    // If c becomes k now, then this is the k'th largest 
    if (c == k)
    {
        cout << "K'th largest element is "
             << root->key << endl;
        return;
    }

    // Recur for left subtree
    kthLargestUtil(root->left, k, c);
}

// Function to find k'th largest element
void kthLargest(Node *root, int k)
{
    // Initialize count of nodes visited as 0
    int c = 0;

    // Note that c is passed by reference
    kthLargestUtil(root, k, c);
}

/* A utility function to insert a new node with given key in BST */
Node* insert(Node* node, int key)
{
    /* If the tree is empty, return a new node */
    if (node == NULL) return newNode(key);

    /* Otherwise, recur down the tree */
    if (key < node->key)
        node->left  = insert(node->left, key);
    else if (key > node->key)
        node->right = insert(node->right, key);

    /* return the (unchanged) node pointer */
    return node;
}

// Driver Program to test above functions
int main()
{
    /* Let us create following BST
              50
           /     \
          30      70
         /  \    /  \
       20   40  60   80 */
    Node *root = NULL;
    root = insert(root, 50);
    insert(root, 30);
    insert(root, 20);
    insert(root, 40);
    insert(root, 70);
    insert(root, 60);
    insert(root, 80);

    int c = 0;
    for (int k=1; k<=7; k++)
        kthLargest(root, k);

    return 0;
}

Here is how you can do this by a slight modification of the in-order traversal of the binary search tree - we are finding the kth largest element;

    void kthLargest(Node node, int k, int count) {

      if(node != null) {

         nthLargest(node.left,k,count); //traversing the left node

         //while visit the node we do the following
         count++; // increment the count and check if that is equal to k
         if ( count == k ) {
           System.out.println("Node found "+node.value);
         } 

         nthLargest(node.right,k,count); //traversing the right node
      }

    }

But the problem in this way you are going to reach the kth smallest element and hence you method call should be this: as kth largest element = (n-k)th smallest element.

    nthLargest(root,n-k,0);
  • it is a small pitfall for every fresher, as this also was my first attempt long time ago. did you run this code? – seriously divergent Feb 23 '16 at 16:55

K’th Largest Element in BST . Learn how to think for such problem and solve with recursion . Kth Larget Explanation Recursion

  • 2
    Link needs to be udpated. – lifebalance Sep 10 '15 at 16:32

Your Answer

By clicking "Post Your Answer", you acknowledge that you have read our updated terms of service, privacy policy and cookie policy, and that your continued use of the website is subject to these policies.

Not the answer you're looking for?

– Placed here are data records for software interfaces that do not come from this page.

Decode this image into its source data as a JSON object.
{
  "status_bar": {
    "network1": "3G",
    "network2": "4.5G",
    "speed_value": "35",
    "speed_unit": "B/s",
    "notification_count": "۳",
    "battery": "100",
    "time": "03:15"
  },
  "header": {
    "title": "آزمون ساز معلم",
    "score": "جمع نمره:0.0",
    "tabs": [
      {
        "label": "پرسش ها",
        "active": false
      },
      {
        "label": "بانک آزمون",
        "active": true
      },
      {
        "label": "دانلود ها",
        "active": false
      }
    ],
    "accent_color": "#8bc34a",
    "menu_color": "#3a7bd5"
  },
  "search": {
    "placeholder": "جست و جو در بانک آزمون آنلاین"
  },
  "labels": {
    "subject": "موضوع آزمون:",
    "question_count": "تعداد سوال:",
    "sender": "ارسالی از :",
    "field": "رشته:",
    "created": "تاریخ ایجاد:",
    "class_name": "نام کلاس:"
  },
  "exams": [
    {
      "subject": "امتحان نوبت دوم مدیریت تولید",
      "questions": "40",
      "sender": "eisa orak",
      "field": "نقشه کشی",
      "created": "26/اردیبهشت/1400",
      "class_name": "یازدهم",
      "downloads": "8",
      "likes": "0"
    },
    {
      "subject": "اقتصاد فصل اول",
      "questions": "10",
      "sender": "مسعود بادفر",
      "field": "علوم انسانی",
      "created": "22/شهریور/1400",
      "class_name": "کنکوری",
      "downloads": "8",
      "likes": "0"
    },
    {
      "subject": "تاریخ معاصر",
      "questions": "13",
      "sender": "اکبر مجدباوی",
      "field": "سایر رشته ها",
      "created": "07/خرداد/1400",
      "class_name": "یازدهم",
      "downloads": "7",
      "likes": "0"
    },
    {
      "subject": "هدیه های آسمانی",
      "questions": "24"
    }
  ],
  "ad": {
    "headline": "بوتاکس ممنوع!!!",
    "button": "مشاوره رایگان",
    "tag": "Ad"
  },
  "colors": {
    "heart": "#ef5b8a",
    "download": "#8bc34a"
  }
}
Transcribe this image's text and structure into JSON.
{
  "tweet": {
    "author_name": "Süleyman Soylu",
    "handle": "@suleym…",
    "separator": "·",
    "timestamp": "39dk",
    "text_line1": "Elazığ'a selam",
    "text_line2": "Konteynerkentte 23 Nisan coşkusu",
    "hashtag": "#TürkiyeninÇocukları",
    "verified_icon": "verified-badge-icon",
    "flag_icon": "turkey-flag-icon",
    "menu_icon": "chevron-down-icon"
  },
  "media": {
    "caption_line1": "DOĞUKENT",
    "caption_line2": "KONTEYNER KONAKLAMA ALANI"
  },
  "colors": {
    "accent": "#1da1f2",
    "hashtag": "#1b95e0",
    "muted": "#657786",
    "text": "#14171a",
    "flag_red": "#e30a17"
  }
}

Browse other questions tagged or ask your own question.